Who better to ask about the internet's impact on the media landscape than some of the nation's preeminent journalists?

So there I stood at the microphone with my question

A particularly combative older man on the panel shot back that the internet was a dangerous force on the political process because it allowed the rabble the same stature as Very Serious People.

"Wow," I thought at the time, "what a crotchety and out of touch person." It was only after I became more politically aware that I realized the out of touch old man ranting about the internet was David Broder. Everything made much more sense in retrospect.

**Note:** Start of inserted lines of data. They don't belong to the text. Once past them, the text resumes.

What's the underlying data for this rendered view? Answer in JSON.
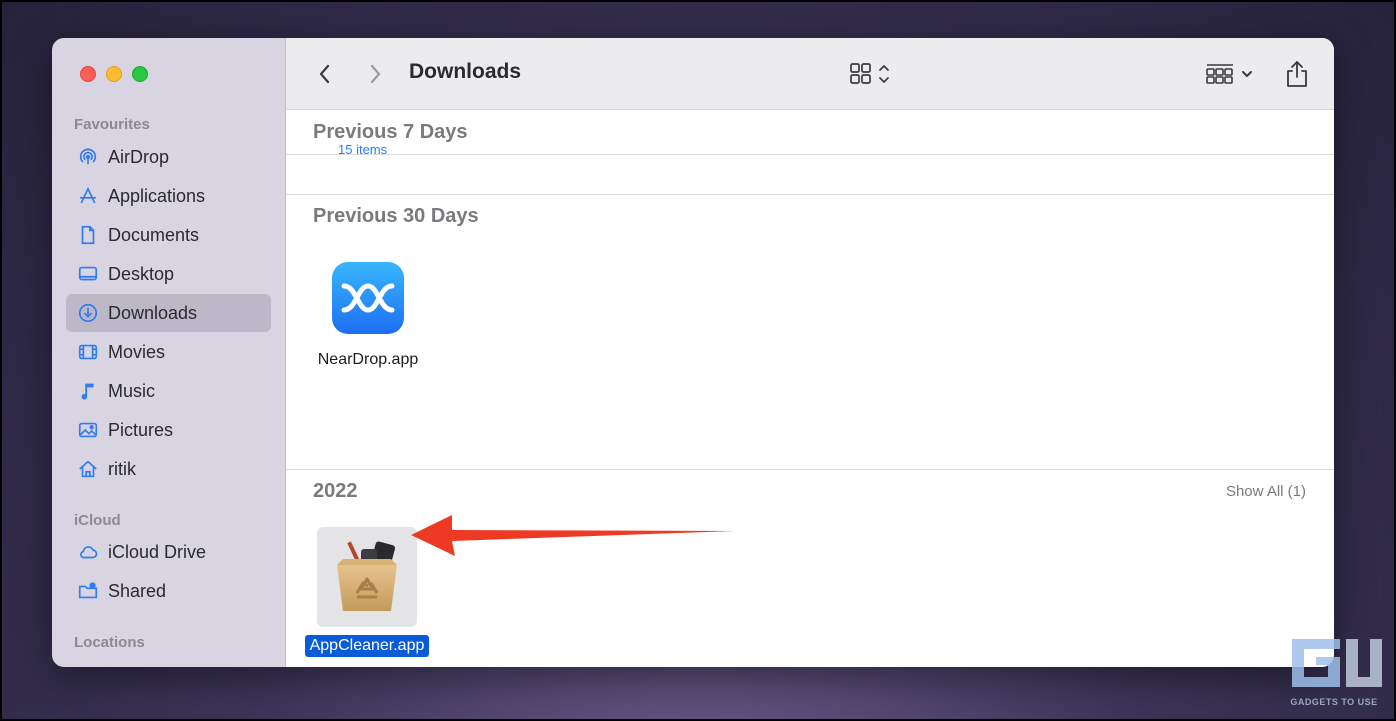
{
  "window": {
    "title": "Downloads"
  },
  "sidebar": {
    "sections": [
      {
        "label": "Favourites",
        "items": [
          {
            "label": "AirDrop",
            "icon": "airdrop-icon"
          },
          {
            "label": "Applications",
            "icon": "applications-icon"
          },
          {
            "label": "Documents",
            "icon": "document-icon"
          },
          {
            "label": "Desktop",
            "icon": "desktop-icon"
          },
          {
            "label": "Downloads",
            "icon": "download-icon",
            "selected": true
          },
          {
            "label": "Movies",
            "icon": "film-icon"
          },
          {
            "label": "Music",
            "icon": "music-note-icon"
          },
          {
            "label": "Pictures",
            "icon": "picture-icon"
          },
          {
            "label": "ritik",
            "icon": "home-icon"
          }
        ]
      },
      {
        "label": "iCloud",
        "items": [
          {
            "label": "iCloud Drive",
            "icon": "cloud-icon"
          },
          {
            "label": "Shared",
            "icon": "shared-folder-icon"
          }
        ]
      },
      {
        "label": "Locations",
        "items": []
      }
    ]
  },
  "toolbar": {
    "back_icon": "chevron-left-icon",
    "forward_icon": "chevron-right-icon",
    "view_icon": "grid-view-icon",
    "group_icon": "group-by-icon",
    "share_icon": "share-icon",
    "tag_icon": "tag-icon",
    "more_icon": "more-icon",
    "search_icon": "search-icon"
  },
  "groups": [
    {
      "title": "Previous 7 Days",
      "collapsed_hint": "15 items"
    },
    {
      "title": "Previous 30 Days",
      "files": [
        {
          "name": "NearDrop.app"
        }
      ]
    },
    {
      "title": "2022",
      "show_all": "Show All (1)",
      "files": [
        {
          "name": "AppCleaner.app",
          "selected": true
        }
      ]
    }
  ],
  "colors": {
    "selection": "#0a5bd6",
    "annotation_arrow": "#ee3a24",
    "sidebar_bg": "#d8d4e2"
  },
  "watermark": {
    "text": "GADGETS TO USE"
  }
}
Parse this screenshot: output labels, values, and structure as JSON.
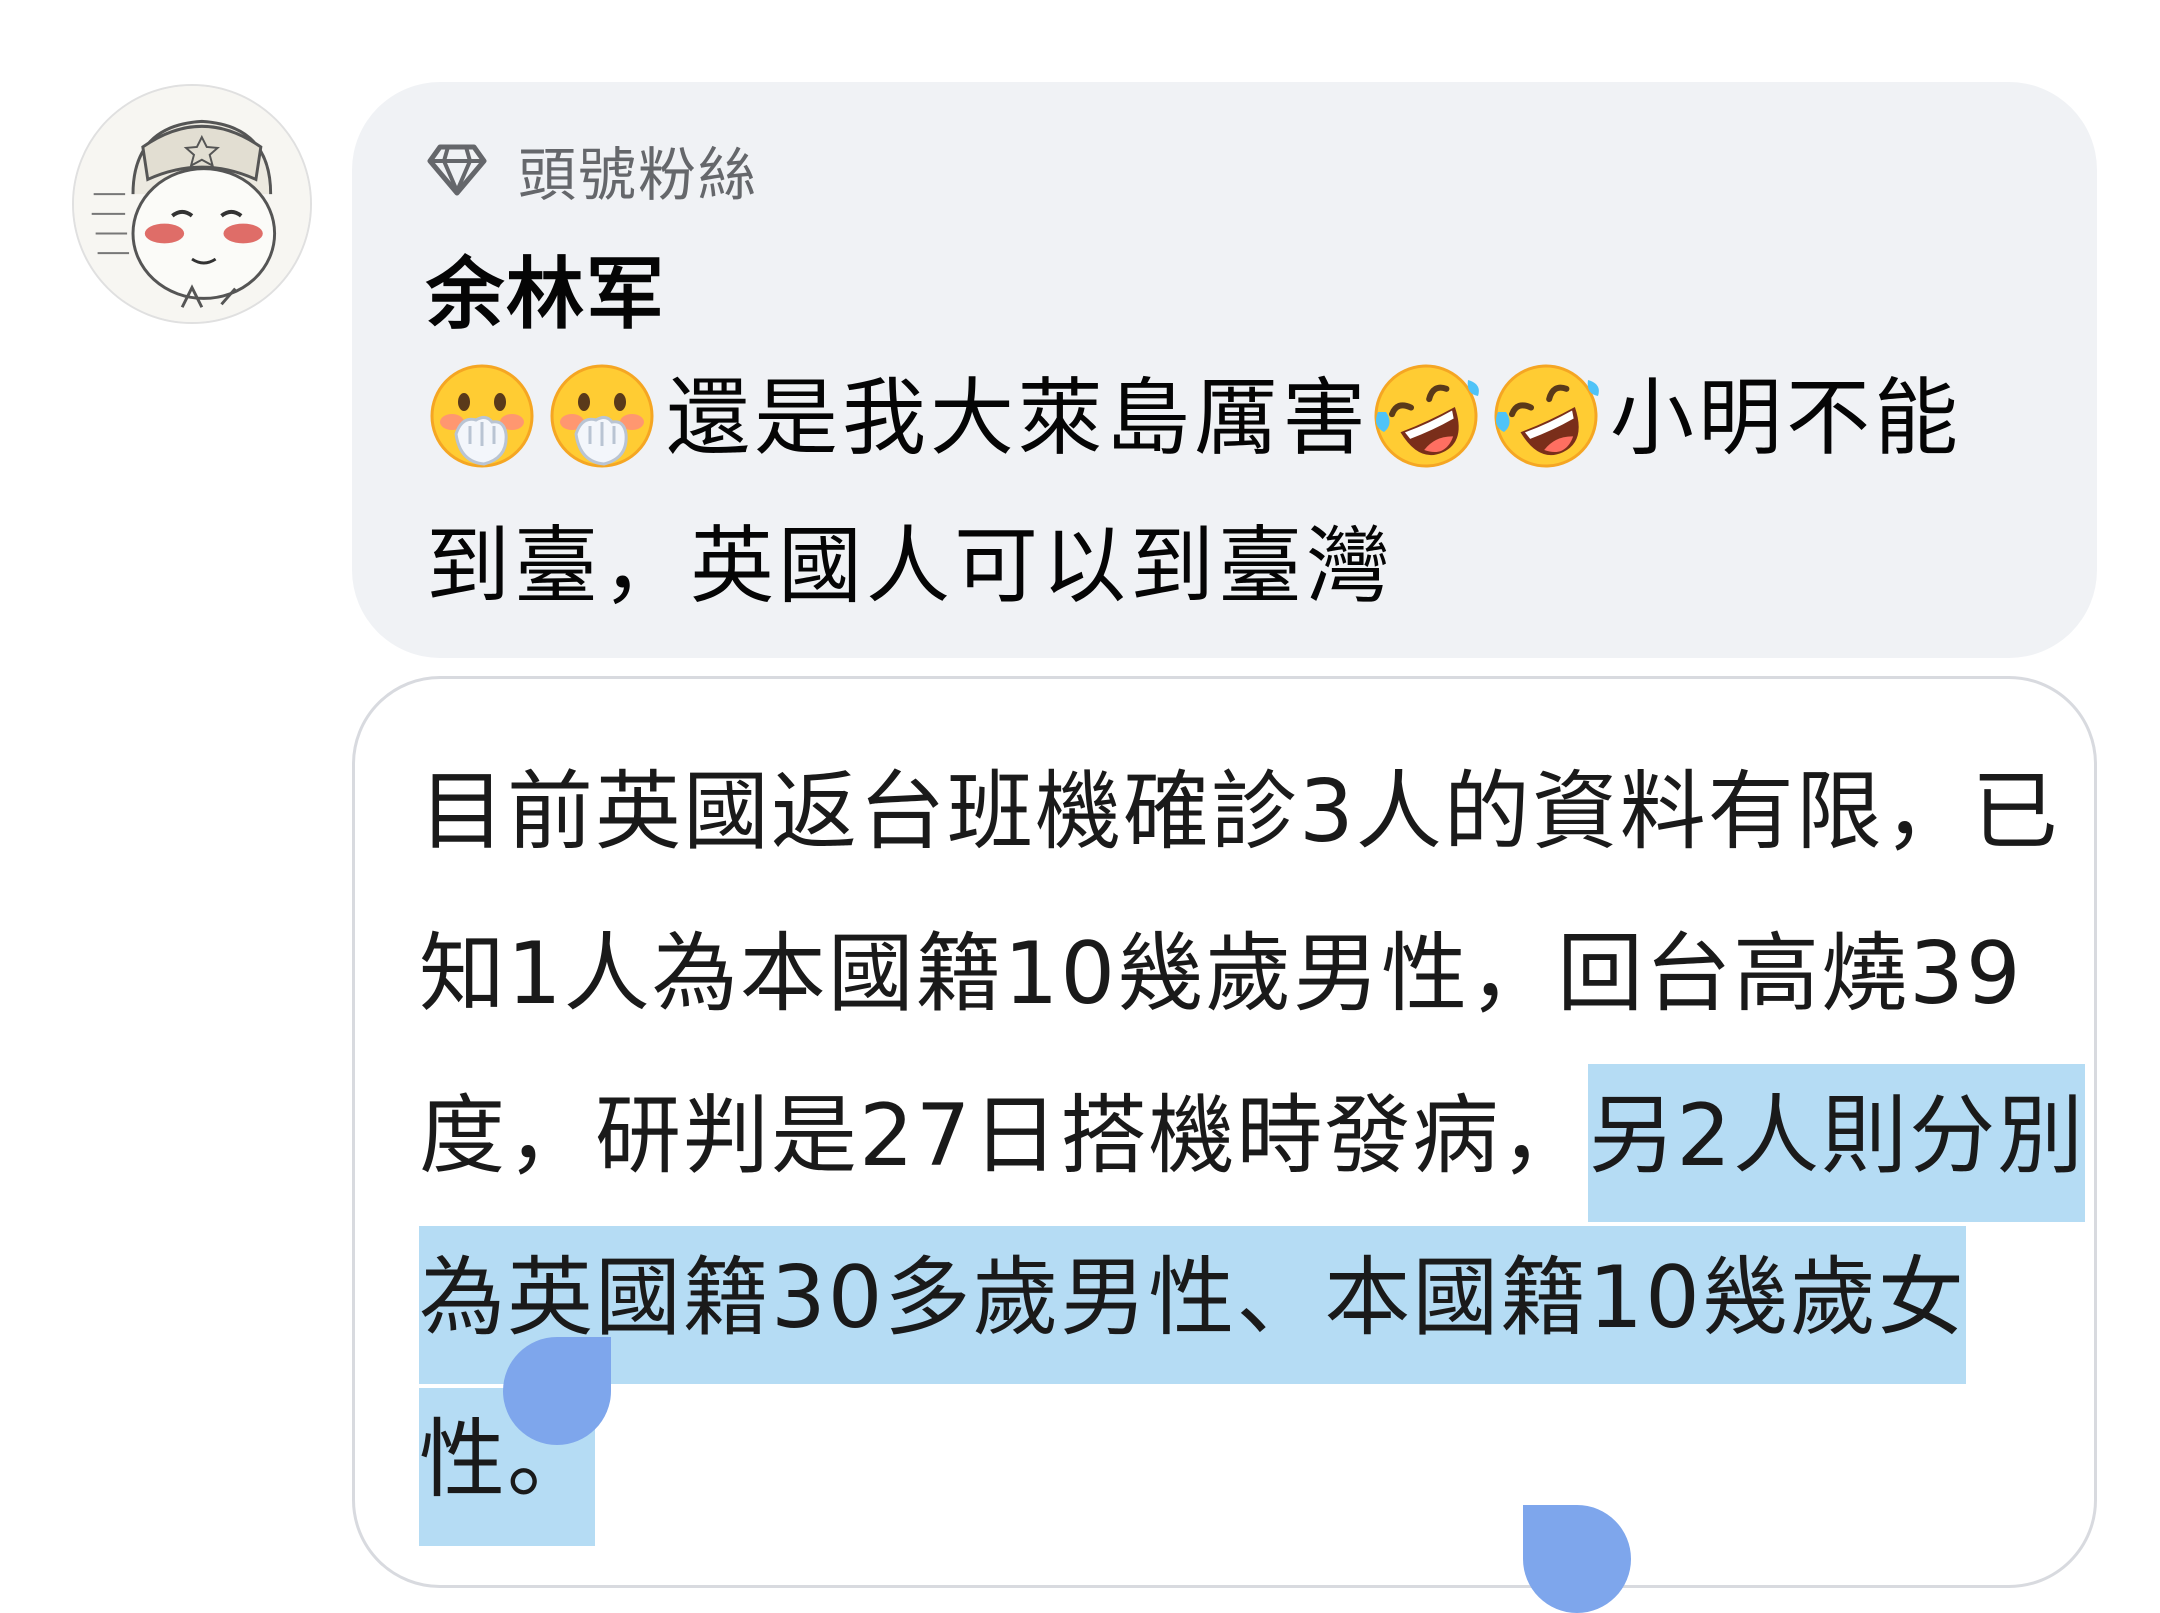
{
  "comment": {
    "badge_label": "頭號粉絲",
    "badge_icon": "diamond-icon",
    "author": "余林军",
    "emojis": [
      "face-with-hand-over-mouth",
      "rolling-on-floor-laughing"
    ],
    "text_part1": "還是我大萊島厲害",
    "text_part2": "小明不能到臺，英國人可以到臺灣"
  },
  "attachment": {
    "text_plain": "目前英國返台班機確診3人的資料有限，已知1人為本國籍10幾歲男性，回台高燒39度，研判是27日搭機時發病，",
    "text_selected": "另2人則分別為英國籍30多歲男性、本國籍10幾歲女性。",
    "highlight_color": "#b5dcf4",
    "handle_color": "#7ea6ec"
  }
}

A coda to that story: A few years later I was at a convention where Atrios had set up a table. I was stunned to see the man in person. So stunned I completely forgot to tell him this story. I later realized my mistake and it remains one of my biggest regrets. Asking David Broder about the internet in front of a crowd of high schoolers who probably understood the transformation underway? Not really something I regret.

Lucky Duckies

He knows their luck always shines through in the end:
"I'm not concerned about the very poor. We have a safety net there. If it needs a repair , I'll fix it."

Mission Statement

Eschatology is the study of end times. The title of my blog speaks to a general cynicism that shades my perspective of the world. I'm not so far gone that I view my neighbors with contempt. In fact, I think individuals contain a degree of depth and complexity that would not be possible without some spark of fundamental goodness deep within.

The source of my cynicism comes from the institutions of society- those enterprises where we engage collectively: the market, the government, the media. While we as individuals construct these institutions, the resulting creations do not seem to reflect back the fundamental goodness of their creators. Each day these structures move seemingly of their own power in ways that are increasingly at odds with dignity of their constituent members.

Eschatology is the story of what happens when the structures of society collapse in on themselves or when they are washed away in the face of divine judgment. Do I think society is falling apart at a Biblically ordained pace? Not at all. But I do believe the discrepancy between who we are as a society and who we could be is vast. My despondency comes from watching the institutions of society systemically fail in way that injures all of us, not unlike something from an eschatological prophecy.

But implicit in any discussion of the end times is the prospect of hope and a new order to follow, so I would like to hold on tight to that ray of light throughout my writing.

These are some general themes I'm planning to explore:

  • The actions and policies that elites in positions of power use to maintain their power.
  • The counter-intuitive rise of libertarianism in the wake of a financial crisis caused by an unchecked free market.
  • The role religion (specifically Catholicism) should play when addressing these problems.
  • The rise of online narcissism (as a genre of writing and more generally in terms of how people construct and present online identities).
  • The tension between fundamentalism and total moral relativism.

This is a loose collection of thoughts. Some posts will be short, others will unpack my thinking in more detail. I'm interested to see how it turns out.